Labour's chair is an old acquaintance of Pat Stack who recalls fond memories
I was once told by someone that I was the most dishonest person he'd ever met. This is not a remark one would normally take lightly, let alone treasure as a compliment. Yet some 25 years or so later I still look back fondly on the remark, rather as I do my favourite denim jacket of about the same time.
The remark was not brought on by some thieving or chicanery on my part, but rather by a political speech I'd made which this person didn't like. The ins and outs of the speech have long since passed me by. However, I do know it occurred at my very first National Union of Students conference, and that my detractor was no less a person than the president of NUS. Today he has reached even dizzier ranks as the unelected chair of the Labour Party. Yes, old Charles Clarke continues to be a very important person. Some pundits have even written about him as a 'dark horse' to succeed Tony Blair.
Ah, yes, how fine it would be to be able to wander around saying I was once called the most dishonest person he'd ever met by the prime minister. I suppose I could add that I always knew he was going right to the top. Except I have to be honest and say I didn't. For Clarke always struck me as a bumbling sort of fellow who had reached the top of the union not through his intellect, brilliance, charisma or ability, but as a front man for the 'Broad Left'.
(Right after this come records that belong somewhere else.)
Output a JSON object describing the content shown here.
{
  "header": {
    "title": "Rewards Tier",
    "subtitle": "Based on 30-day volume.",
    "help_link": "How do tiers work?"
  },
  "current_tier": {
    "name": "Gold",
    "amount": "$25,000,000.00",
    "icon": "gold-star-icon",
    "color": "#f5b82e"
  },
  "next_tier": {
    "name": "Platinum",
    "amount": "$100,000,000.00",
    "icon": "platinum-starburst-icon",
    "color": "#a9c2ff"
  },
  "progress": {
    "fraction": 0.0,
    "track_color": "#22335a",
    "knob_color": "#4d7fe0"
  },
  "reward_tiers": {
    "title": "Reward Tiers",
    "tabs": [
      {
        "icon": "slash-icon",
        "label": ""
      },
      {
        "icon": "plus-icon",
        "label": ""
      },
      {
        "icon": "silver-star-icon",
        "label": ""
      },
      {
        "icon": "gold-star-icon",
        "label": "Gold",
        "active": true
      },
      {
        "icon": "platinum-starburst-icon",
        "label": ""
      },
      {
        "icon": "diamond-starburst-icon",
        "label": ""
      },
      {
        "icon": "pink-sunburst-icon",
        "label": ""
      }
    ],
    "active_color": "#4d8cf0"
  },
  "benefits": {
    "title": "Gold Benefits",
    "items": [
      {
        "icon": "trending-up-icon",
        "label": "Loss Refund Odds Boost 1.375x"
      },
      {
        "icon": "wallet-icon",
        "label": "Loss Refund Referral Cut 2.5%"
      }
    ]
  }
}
The Broad Left was neither very broad nor very left. Its clever thinkers were nearly all in the Communist Party. Its public face tended to be dominated by soft Labour left fellow travellers. Clarke was seen by one and all as a respectable frontman, albeit with little vim or vigour. His nickname was Biggles.
Now, though, Charles is a very important person. When Paul Marsden left New Labour last month old Biggles became Mr Rebuttal, the man who would denounce the deserter. I waited with bated breath to see the hatchet job he would do on Marsden on Newsnight, only for Jeremy Paxman to announce that he'd been in the studio, was about to come on, and then just as Paxman girded his loins for the fray... Charles did a runner!
When it comes to putting his views on paper Charles is made of sterner stuff just before the Marsden furore he wrote a piece for the Guardian headlined 'America Are The Good Guys Now', and subtitled 'Why I've left behind my old hostility to US foreign policy'.
Clarke then listed the horrors of US foreign and domestic policy in his youth - but, he said, things have changed. The United Nations has become more authoritative and active. The US, now far less interventionist, has led a struggle against religious intolerance, and for political democracy and the rights of women. Since 11 September the Bush administration has rejected isolationism.
It's good to know that for all his political elevation the man is still an idiot. It gives hope to idiots everywhere. Clarke explains that in his youth America supported brutal dictators. But today... His US is obviously a different one to the one that helped bring the Taliban to power, that brought us Bin Laden, and that currently is more than happy to have the brutal Saudi regime as an important ally, client and customer. Presumably his US is different to the one that props up the Colombian despots and death squads to the tune of $1 billion.
Ah, the bad old US had a horrible domestic policy which was racist. But today there are Colin Powell and many other black political leaders. Why should Charles worry if at the same time there is a huge increase in black poverty, black incarceration and judicial bias that means the disproportion of blacks to whites on death row is enormous?
Charles is delighted that for a considerable period the US has been far less interventionist. Apparently Charles has never heard of the Vietnam syndrome, which to the rage of successive regimes tied their hands militarily. Nor, apparently, has he noticed that through a succession of conflicts the US has been carefully shaking itself free of the syndrome.
Where Charles sees an enhanced UN, anyone with a modicum of sense can see at a glance that the UN is barely tolerated as a rubber stamp, and with each conflict becomes less and less relevant to US leaders.
So old Biggles has become a genuine fan of the flak jacket. Of course such a course is a must to aspiring politicians, even dark horses, but methinks there's something else to Charles's conversion.
In his account of his dashing youth Charles explains, 'I strongly opposed the Soviet Union's treatment of dissidents, and suppression of dissent internally and in central Europe.' Well, maybe, but it wasn't quite that straightforward. The Broad Left led NUS had an ambiguous attitude to Russia and its allies. It treated the state-controlled student unions of these countries as fraternal bodies, and invited their stooge leaders to NUS conferences.
One of my own favourite memories was when an SWP member of the executive went on a delegation to Eastern Europe and presented a minority report which was highly critical of state-controlled student unions. His report was accepted rather than the much less critical Broad Left one. I can still see a former vice-president of the union, who had led the delegation, sobbing at the rejection of his report. Sat beside him with a face like thunder was ... yes, you've guessed it.
It seems that, if one brutal superpower is no longer around to apologise for, you just switch to the other.